• EXERCISE GOAL: Filter the listing and keep only the lines with the word "title".
╭─ THE DATA
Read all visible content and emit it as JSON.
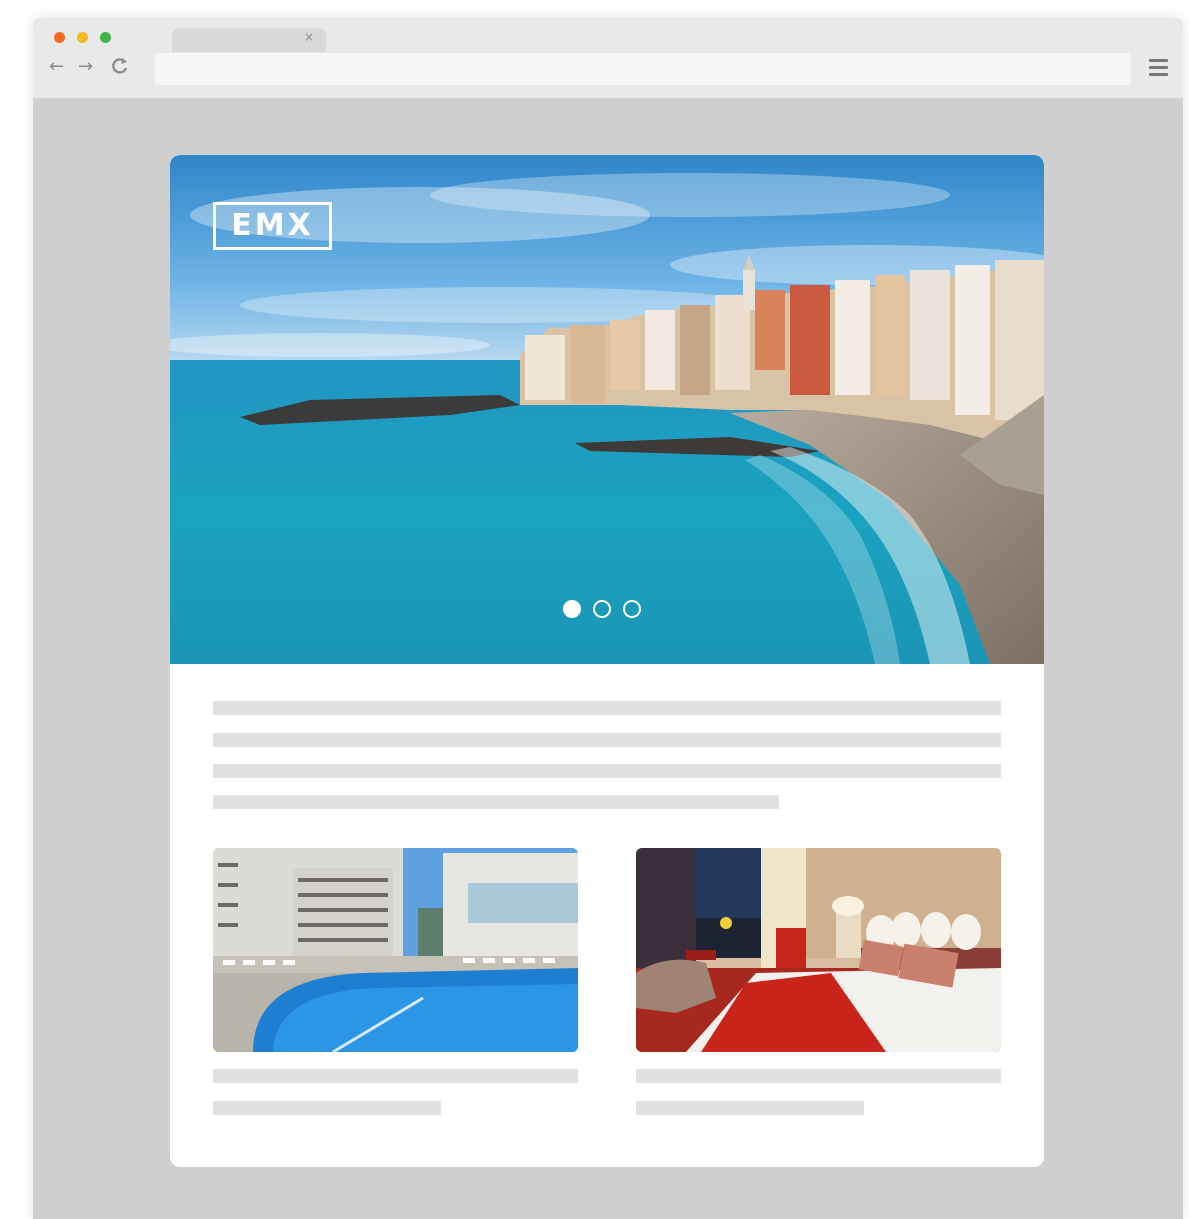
{
  "browser": {
    "tab_close": "×",
    "nav": {
      "back": "←",
      "forward": "→",
      "reload": "C"
    },
    "url": ""
  },
  "hero": {
    "logo_text": "EMX",
    "carousel": {
      "slide_count": 3,
      "active_index": 0
    }
  },
  "icons": {
    "window_controls": [
      "close-dot-icon",
      "minimize-dot-icon",
      "maximize-dot-icon"
    ],
    "menu": "hamburger-menu-icon"
  },
  "colors": {
    "window_close": "#f26b21",
    "window_min": "#f5b921",
    "window_max": "#3cb54a",
    "page_background": "#cfcfcf",
    "placeholder_bar": "#e1e1e1"
  }
}
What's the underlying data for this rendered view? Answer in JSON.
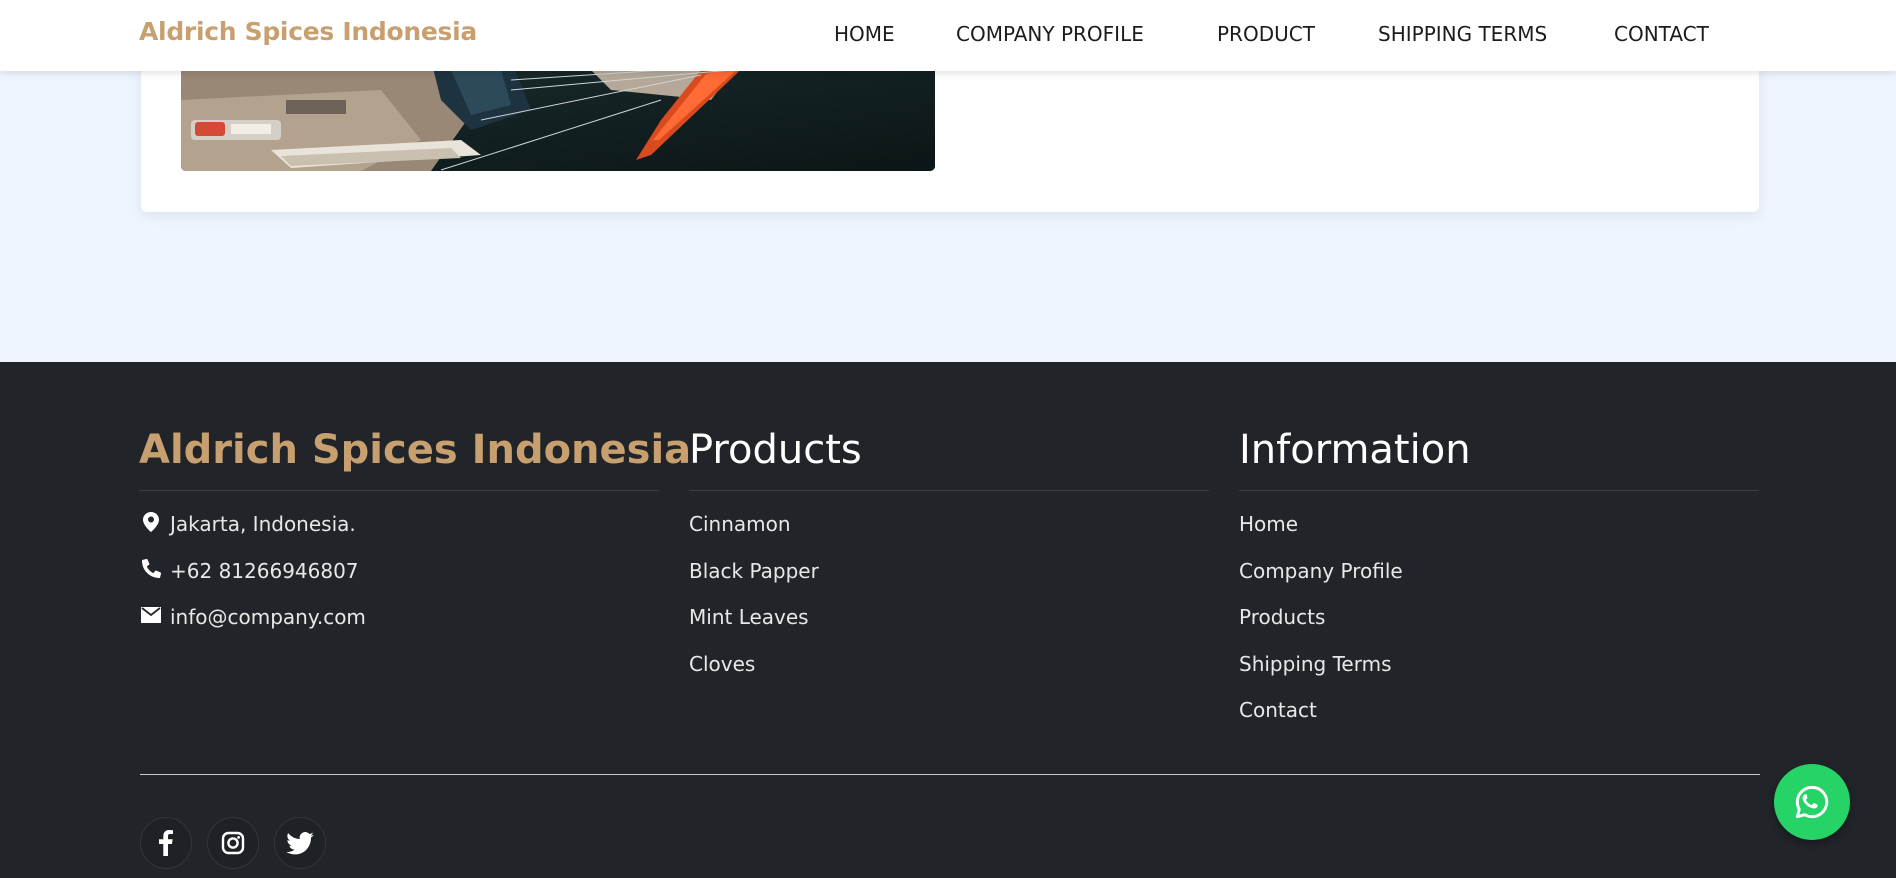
{
  "navbar": {
    "brand": "Aldrich Spices Indonesia",
    "links": [
      "HOME",
      "COMPANY PROFILE",
      "PRODUCT",
      "SHIPPING TERMS",
      "CONTACT"
    ]
  },
  "footer": {
    "company": {
      "title": "Aldrich Spices Indonesia",
      "address": "Jakarta, Indonesia.",
      "phone": "+62 81266946807",
      "email": "info@company.com"
    },
    "products": {
      "title": "Products",
      "items": [
        "Cinnamon",
        "Black Papper",
        "Mint Leaves",
        "Cloves"
      ]
    },
    "information": {
      "title": "Information",
      "items": [
        "Home",
        "Company Profile",
        "Products",
        "Shipping Terms",
        "Contact"
      ]
    },
    "socials": [
      "facebook-icon",
      "instagram-icon",
      "twitter-icon"
    ]
  },
  "whatsapp": {
    "icon": "whatsapp-icon"
  },
  "colors": {
    "brand_gold": "#c8a070",
    "footer_bg": "#212429",
    "page_bg": "#eef5ff",
    "whatsapp_green": "#25d366"
  }
}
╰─
• WRITTEN SOLUTION:
      "title": "Aldrich Spices Indonesia",
      "title": "Products",
      "title": "Information",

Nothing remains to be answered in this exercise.